Mona’s on Ave B is a great bar for depressed locals to groan about depressing local issues. The last time I was there, a dark and misty Tuesday afternoon, I slouched by a lonely guy slouching next to me who ordered a glass of red wine and a soda with no ice. Down the way, old people debated the merits of local sock vendors. A toothless guy with a small glass of whiskey was telling the bartender he "has a good feeling about things this time." Two guys, one with a top hat walking a Jack Russell, the other with a cane, stumbled in both wearing beaded Mardi Gras necklaces. They began loudly complaining about their "goddamn rich" tenants and let the dog off the leash. Mona’s does its own thing, whether you like it or not.
From the outside, it’s not much: a newer brick facade, low-key sign, the darkened windows filled with neon beer ads. You would never know how big the inside is from just walking by, but it ‘s actually quite large for Alphabet City, with two full rooms and not terribly low ceilings. Just through the door is a cool little pillow seat where you can sit at the windows and watch people mill down Ave B, which is always entertaining, especially if it’s early enough in the day or late enough at night.
The bar stretches the right side of the front room, with a nice wooden bar top and cushioned stools. Behind the liquor are mirrors and a modest amount of chalk signs with pricing info. There isn’t a lot of kitsch going on, but this is not at all that kind of place. Besides the Christmas lights that zigzag the red ceiling to the backroom’s far wall, Mona’s sticks to the general dive bar colors, those certain few that so perfectly hide grime: maroon, black, grey, brown and exposed brick. The tap selection is standard, good. Prices exist on the better side of average: Guinness, Stella etc. for $6 a pint ($2.75 a mug) down to $4 for a pint of Yuengling ($2.15 mug). Cans of PBR are $3. Liquor runs around $5, wine the same, and you can get a dark and stormy for $7.
On the exposed brick left wall, pictures of dead rockstars hang. A small drink shelf stretches back to the same safari edition of Big Buck Hunter that seems to inhabit every dive south of Fourteenth and east of First. It separates the bar from the sprawling back area.The backroom begins narrow, then expands cubicly outward to the large back wall. The walls are lined with mismatched benches, handmade mosaic table tops tucked in the corners. Some very mediocre, semi-impressionist art sits on walls that vary between red stucco and old exposed brick. Interesting lamps hang, each different from the one before it.
The backroom at Mona’s is mainly a game area and is never totally full.
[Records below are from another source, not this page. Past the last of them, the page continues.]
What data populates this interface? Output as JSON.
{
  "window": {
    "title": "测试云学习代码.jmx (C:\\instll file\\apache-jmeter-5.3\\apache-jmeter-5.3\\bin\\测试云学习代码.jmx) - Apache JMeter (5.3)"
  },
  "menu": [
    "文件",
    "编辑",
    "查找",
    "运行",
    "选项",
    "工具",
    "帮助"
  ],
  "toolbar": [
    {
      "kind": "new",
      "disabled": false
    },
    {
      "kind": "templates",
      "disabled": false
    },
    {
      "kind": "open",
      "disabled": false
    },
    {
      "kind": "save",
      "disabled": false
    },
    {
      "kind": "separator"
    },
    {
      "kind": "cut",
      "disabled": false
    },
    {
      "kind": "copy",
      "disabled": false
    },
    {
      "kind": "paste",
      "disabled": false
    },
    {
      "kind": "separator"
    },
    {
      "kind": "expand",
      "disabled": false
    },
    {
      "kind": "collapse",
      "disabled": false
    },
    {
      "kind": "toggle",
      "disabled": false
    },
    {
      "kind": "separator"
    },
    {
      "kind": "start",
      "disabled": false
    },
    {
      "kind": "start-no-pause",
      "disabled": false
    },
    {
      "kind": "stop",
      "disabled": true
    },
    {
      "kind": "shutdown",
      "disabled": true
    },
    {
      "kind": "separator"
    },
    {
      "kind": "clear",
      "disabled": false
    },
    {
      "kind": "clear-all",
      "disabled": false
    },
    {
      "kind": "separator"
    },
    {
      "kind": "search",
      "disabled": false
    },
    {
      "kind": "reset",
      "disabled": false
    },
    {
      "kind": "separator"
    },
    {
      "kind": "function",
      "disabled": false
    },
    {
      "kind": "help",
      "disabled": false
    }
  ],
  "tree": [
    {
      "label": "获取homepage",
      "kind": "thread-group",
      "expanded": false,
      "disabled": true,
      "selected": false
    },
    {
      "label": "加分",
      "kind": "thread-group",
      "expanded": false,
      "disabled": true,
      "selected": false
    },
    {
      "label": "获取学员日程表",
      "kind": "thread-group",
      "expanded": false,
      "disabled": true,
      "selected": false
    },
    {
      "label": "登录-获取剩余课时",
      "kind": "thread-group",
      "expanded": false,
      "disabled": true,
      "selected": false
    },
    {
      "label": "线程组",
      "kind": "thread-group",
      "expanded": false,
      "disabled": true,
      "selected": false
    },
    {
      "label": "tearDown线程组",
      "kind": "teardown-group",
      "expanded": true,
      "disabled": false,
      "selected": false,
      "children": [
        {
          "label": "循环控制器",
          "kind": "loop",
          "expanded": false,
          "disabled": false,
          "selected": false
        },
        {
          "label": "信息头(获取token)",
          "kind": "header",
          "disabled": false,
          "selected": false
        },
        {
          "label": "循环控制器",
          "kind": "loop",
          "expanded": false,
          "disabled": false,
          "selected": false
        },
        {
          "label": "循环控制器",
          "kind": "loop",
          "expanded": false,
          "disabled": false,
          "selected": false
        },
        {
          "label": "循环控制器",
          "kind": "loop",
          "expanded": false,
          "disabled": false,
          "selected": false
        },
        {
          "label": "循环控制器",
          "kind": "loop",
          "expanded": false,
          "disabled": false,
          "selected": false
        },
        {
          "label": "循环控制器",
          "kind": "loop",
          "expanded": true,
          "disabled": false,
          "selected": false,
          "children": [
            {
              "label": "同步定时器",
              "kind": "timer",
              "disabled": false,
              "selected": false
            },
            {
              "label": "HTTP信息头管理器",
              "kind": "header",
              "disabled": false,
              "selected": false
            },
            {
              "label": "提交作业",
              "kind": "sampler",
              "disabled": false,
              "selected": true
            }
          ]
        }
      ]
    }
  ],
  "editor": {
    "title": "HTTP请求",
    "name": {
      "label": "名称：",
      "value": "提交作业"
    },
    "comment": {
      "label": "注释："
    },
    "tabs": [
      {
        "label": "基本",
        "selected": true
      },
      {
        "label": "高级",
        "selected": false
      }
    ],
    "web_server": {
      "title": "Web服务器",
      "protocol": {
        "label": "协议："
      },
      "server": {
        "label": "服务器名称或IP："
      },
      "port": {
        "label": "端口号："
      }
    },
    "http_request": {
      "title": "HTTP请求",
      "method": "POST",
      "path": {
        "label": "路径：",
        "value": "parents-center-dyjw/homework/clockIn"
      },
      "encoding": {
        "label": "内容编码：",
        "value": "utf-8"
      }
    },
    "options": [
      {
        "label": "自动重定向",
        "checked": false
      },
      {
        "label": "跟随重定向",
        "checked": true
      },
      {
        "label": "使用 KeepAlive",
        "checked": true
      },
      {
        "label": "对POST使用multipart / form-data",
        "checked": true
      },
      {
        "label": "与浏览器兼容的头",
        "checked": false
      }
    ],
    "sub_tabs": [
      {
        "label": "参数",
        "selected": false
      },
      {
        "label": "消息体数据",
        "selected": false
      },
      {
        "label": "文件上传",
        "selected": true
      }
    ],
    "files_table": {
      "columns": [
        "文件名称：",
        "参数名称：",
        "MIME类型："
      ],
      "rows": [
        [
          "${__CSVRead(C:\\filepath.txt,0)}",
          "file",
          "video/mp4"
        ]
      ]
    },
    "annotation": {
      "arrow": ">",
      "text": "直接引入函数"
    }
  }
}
The first available activity back there, one of those multi-game boxes (cannon, pool, trivia…) that were popular for a while and now can only be found in places like Double Down Saloon and Duff’s, sits just on the other side of Big Buck Hunter. In the far left corner is a secret hidden booth, and that game that frequents Chuck E. Cheese’s where you roll a weighty brown ball up a ramp and try to get it into one of the target rungs, with the center and those on the top back sides being the most points. I’ve never known what it’s called, but it’s fun, kind of.
The jukebox is pretty good, and not too expensive. With two plays for $1, five for $2, and 15 for $5, it offers bands like New York Dolls, Devo, Buzzcocks, The B-52’s, Pixies, Sonic Youth, Built to Spill, Stooges… everything you’d expect and some new hit stuff. One of my favorite things about the backroom is its large periodic windows where the outside view is incorporated into the room’s aesthetic. The window to the right of the jukebox has a big poem on the wall outside the window (kind of lame, I know. But hey, cool concept and at least they’re trying). The right wall’s window offers a much cooler view of an abandoned fire escape backlit with an eerie green light creeping from below, Christmas lights reflect.
A pool table sits in the center of the room below a super cool seventies stained glass pool light. Mona’s is a place you could actually play pool without getting hassled off the table by young pushy assholes, something that seems to happen every single time I try to play. The patrons here aren’t in a hurry, even the younger ones (who definitely don’t fall into the East Village college crowd) have come to let time pass them by, let life wash over them quietly and warmly. They’ve come to sip on a beer or cup of liquor, to listen to the problems of those left behind, those complaining hypothetical problems no matter how trivial. The people are funny or nice and they always want to talk in a refreshingly uncreepy way. If you’re bummed, go in the day. If you aren’t, go at night. Take a friend, or make some new ones. Either way, Mona’s leaves no regrets.